(SEAL) Attest:

EDWARD M.FLETCHER,JR. T C. MARSHALL DANN I Attesting Officer.
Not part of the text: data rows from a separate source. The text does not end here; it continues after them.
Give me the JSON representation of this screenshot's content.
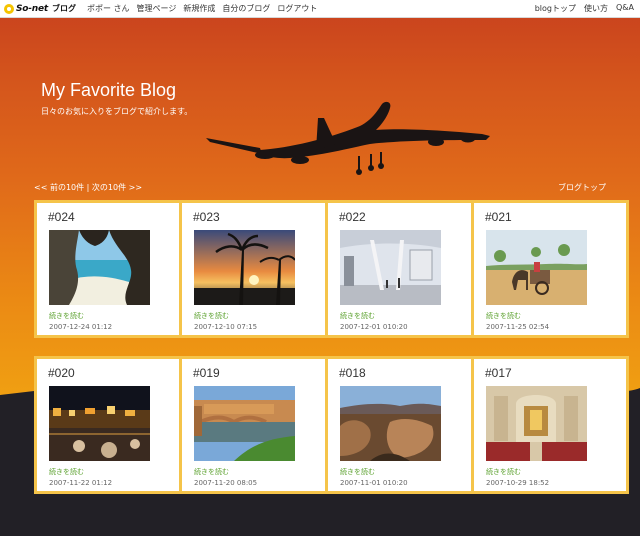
{
  "topbar": {
    "logo_text": "So-net",
    "logo_sub": "ブログ",
    "nav_left": [
      "ポポー さん",
      "管理ページ",
      "新規作成",
      "自分のブログ",
      "ログアウト"
    ],
    "nav_right": [
      "blogトップ",
      "使い方",
      "Q&A"
    ]
  },
  "header": {
    "title": "My Favorite Blog",
    "subtitle": "日々のお気に入りをブログで紹介します。"
  },
  "pager": {
    "prev": "<< 前の10件",
    "sep": " | ",
    "next": "次の10件 >>",
    "blog_top": "ブログトップ"
  },
  "posts": [
    {
      "num": "#024",
      "read_more": "続きを読む",
      "date": "2007-12-24 01:12",
      "photo": "coastal-rock-arch"
    },
    {
      "num": "#023",
      "read_more": "続きを読む",
      "date": "2007-12-10 07:15",
      "photo": "palm-sunset"
    },
    {
      "num": "#022",
      "read_more": "続きを読む",
      "date": "2007-12-01 010:20",
      "photo": "airport-terminal"
    },
    {
      "num": "#021",
      "read_more": "続きを読む",
      "date": "2007-11-25 02:54",
      "photo": "camel-cart"
    },
    {
      "num": "#020",
      "read_more": "続きを読む",
      "date": "2007-11-22 01:12",
      "photo": "night-harbor"
    },
    {
      "num": "#019",
      "read_more": "続きを読む",
      "date": "2007-11-20 08:05",
      "photo": "old-bridge"
    },
    {
      "num": "#018",
      "read_more": "続きを読む",
      "date": "2007-11-01 010:20",
      "photo": "canyon"
    },
    {
      "num": "#017",
      "read_more": "続きを読む",
      "date": "2007-10-29 18:52",
      "photo": "cathedral-interior"
    }
  ],
  "colors": {
    "sky_top": "#c8401e",
    "sky_bottom": "#f2a812",
    "card_border": "#f5c44a",
    "link_green": "#5aa02c",
    "ground": "#222026"
  }
}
Commissionerof Patents

Referenced by
Citing PatentFiling datePublication dateApplicantTitle
US3860541 *Dec 21, 1972Jan 14, 1975Ciba Geigy CorpStorage-stable, rapidly curable epoxide resin composition
US3932356 *Nov 30, 1972Jan 13, 1976Kansai Paint Company, Ltd.Curable polyester resin composition for hydrophilic coatings
US3966836 *May 28, 1974Jun 29, 1976Bayer AktiengesellschaftPolyepoxides, polyesters
US3979477 *Dec 6, 1974Sep 7, 1976Ciba-Geigy CorporationMolding materials
US4101476 *Aug 29, 1977Jul 18, 1978Ciba-Geigy CorporationProcess for the manufacture of crystalline, crosslinked, elastomeric epoxide resins
US4128515 *Sep 14, 1977Dec 5, 1978Mobil Oil CorporationFor food packaging container interiors
US4181643 *Apr 14, 1978Jan 1, 1980Ciba-Geigy CorporationPolyester-polycarboxylic acid
US4259198 *Nov 28, 1978Mar 31, 1981Ciba-Geigy CorporationPolyepoxides, polyesters, and polyurethanes having, preferably, two crystallite melt temperatures
Classifications
U.S. Classification525/438, 528/274, 156/330, 528/289, 528/297
International ClassificationC08G59/12, C08G65/28, C08L63/00, C08L67/00, C08G63/20
Cooperative ClassificationC08G59/12, C08L67/00, C08L63/00, C08G63/20
European ClassificationC08L67/00, C08L63/00, C08G59/12, C08G63/20